Stephanie Hutton is a writer and clinical psychologist in the UK. She has published her flash fiction, short stories and poetry online and in print. In 2016 she won the Writers HQ Competition, Ad Hoc Fiction, and Bibliophone 1000 Words Heard Competition, and was shortlisted for the Black Pear Press Short Story Competition and Brighton Prize. She believes in the therapeutic value of fiction and is currently working on a novel. Find her work at stephaniehutton.com.
Peter Newall lives in Sydney, Australia, but has spent many northern winters travelling through Central and Eastern Europe, pursuing the ghosts of the Habsburg Empire, the Soviet Union and his ancestors. He speaks Russian and German inaccurately. He recently lived for a year in Odessa, Ukraine, where he sang for a popular local blues band. His stories have been published in England, the USA, Hong Kong and Australia, and his story The Luft Mensch was nominated for the Pushcart Prize in 2016. He began writing three years ago, from a desire to record somehow the transience of human feelings.
Sophia Barnes hails from the Blue Mountains, Australia and lives in Sydney, where she works as a freelance editor and writer, academic and all-round bookish person. Her short fiction has appeared in Wet Ink Magazine, Seizure Online and the collection Stories of Sydney (Xoum Publishing). She regularly reviews new Australian writing for the Sydney Review of Books and has published critical work in the Journal of Languages, Literatures and Cultures, Doris Lessing Studies and the collections Doris Lessing’s The Golden Notebook After Fifty (Pan Macmillan) and Doris Lessing and the Forming of History (Edinburgh University Press). She is currently teaching literature and creative writing at The University of Sydney and working on a collection of short stories.
Maureen writes poetry and short fiction. She has poetry published in various magazines and online webzines: Poetry Scotland’s Open Mouse website, The Lake, Weyfarer’s Magazine, Prole, Writers’ Forum, Reach Poetry, Interpreter’s House, and in 2016 was published with three other poets as part of Primers 1, a collaboration between Nine Arches Press and the Poetry School featuring new poets.
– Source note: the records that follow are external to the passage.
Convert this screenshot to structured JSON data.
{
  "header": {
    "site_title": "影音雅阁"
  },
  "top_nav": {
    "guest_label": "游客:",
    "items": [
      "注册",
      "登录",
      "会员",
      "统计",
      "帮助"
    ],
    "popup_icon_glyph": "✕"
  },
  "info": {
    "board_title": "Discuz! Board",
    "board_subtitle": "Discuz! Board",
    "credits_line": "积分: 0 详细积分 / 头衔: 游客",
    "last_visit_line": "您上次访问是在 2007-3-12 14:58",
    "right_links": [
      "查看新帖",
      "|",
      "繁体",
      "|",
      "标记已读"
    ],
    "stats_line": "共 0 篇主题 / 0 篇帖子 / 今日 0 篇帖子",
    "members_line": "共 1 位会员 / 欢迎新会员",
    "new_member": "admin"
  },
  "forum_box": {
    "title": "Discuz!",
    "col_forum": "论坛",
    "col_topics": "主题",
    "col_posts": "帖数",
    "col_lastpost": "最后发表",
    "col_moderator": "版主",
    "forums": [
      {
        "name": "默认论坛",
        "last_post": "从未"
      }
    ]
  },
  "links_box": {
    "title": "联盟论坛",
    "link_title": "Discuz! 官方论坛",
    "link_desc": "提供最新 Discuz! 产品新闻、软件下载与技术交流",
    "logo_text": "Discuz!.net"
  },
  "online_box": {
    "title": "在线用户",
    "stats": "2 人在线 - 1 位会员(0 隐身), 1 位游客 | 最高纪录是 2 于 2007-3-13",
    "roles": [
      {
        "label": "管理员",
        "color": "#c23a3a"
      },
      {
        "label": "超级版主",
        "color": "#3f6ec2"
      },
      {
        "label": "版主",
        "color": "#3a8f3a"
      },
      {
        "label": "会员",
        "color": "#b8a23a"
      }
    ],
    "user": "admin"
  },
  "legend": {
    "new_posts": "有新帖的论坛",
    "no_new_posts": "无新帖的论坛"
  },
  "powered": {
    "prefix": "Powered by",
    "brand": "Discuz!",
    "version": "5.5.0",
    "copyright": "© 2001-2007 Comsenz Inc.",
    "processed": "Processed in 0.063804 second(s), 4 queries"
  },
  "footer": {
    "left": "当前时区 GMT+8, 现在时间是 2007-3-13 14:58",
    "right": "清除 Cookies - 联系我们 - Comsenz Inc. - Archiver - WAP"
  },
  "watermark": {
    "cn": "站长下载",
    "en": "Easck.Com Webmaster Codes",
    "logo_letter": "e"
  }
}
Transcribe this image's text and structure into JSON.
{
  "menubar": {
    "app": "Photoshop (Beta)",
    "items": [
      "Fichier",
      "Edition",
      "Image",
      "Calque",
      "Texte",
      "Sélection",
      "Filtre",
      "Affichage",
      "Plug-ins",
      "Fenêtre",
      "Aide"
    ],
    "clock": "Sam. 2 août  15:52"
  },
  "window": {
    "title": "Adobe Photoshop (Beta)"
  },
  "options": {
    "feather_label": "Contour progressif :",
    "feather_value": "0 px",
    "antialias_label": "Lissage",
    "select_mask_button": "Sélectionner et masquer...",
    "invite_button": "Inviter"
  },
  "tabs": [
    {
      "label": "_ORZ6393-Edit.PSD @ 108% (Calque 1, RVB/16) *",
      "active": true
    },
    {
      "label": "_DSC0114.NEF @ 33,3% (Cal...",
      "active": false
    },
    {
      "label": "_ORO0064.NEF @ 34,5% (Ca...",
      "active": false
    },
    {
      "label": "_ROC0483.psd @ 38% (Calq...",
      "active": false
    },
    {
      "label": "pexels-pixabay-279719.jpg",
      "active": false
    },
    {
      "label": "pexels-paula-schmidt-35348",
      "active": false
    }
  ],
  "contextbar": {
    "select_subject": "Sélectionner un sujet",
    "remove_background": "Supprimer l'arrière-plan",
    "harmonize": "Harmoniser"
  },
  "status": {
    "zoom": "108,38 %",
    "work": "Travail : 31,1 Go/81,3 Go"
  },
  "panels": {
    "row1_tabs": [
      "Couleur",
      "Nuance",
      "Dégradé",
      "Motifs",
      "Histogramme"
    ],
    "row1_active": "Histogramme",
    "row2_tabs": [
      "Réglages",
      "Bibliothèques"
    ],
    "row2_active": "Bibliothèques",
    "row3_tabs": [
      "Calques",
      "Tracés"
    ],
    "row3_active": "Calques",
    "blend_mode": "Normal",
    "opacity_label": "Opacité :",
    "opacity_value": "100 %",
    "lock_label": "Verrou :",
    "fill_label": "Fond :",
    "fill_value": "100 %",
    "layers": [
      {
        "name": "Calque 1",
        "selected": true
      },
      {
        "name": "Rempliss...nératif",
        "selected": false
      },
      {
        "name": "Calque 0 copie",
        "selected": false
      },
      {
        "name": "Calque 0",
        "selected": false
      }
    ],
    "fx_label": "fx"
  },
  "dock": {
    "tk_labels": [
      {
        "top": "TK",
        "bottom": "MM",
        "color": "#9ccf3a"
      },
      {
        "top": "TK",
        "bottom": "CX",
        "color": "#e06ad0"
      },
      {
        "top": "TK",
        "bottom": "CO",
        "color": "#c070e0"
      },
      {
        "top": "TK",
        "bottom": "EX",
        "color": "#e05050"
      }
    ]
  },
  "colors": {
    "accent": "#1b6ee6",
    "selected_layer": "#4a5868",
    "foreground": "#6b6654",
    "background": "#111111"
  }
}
She won The Labello Prize for short fiction in 2014, and was published in their anthology Gem Street. She has stories in Scribble, Prole, and the Hysteria Anthology 2016. She was longlisted at Exeter Writers’ short fiction competition 2016, shortlisted at Fish short fiction competition 2016, shortlisted at the HISSAC short fiction competition 2016, and shortlisted at Hysteria short fiction competition 2016. Maureen is currently working on a first short story collection.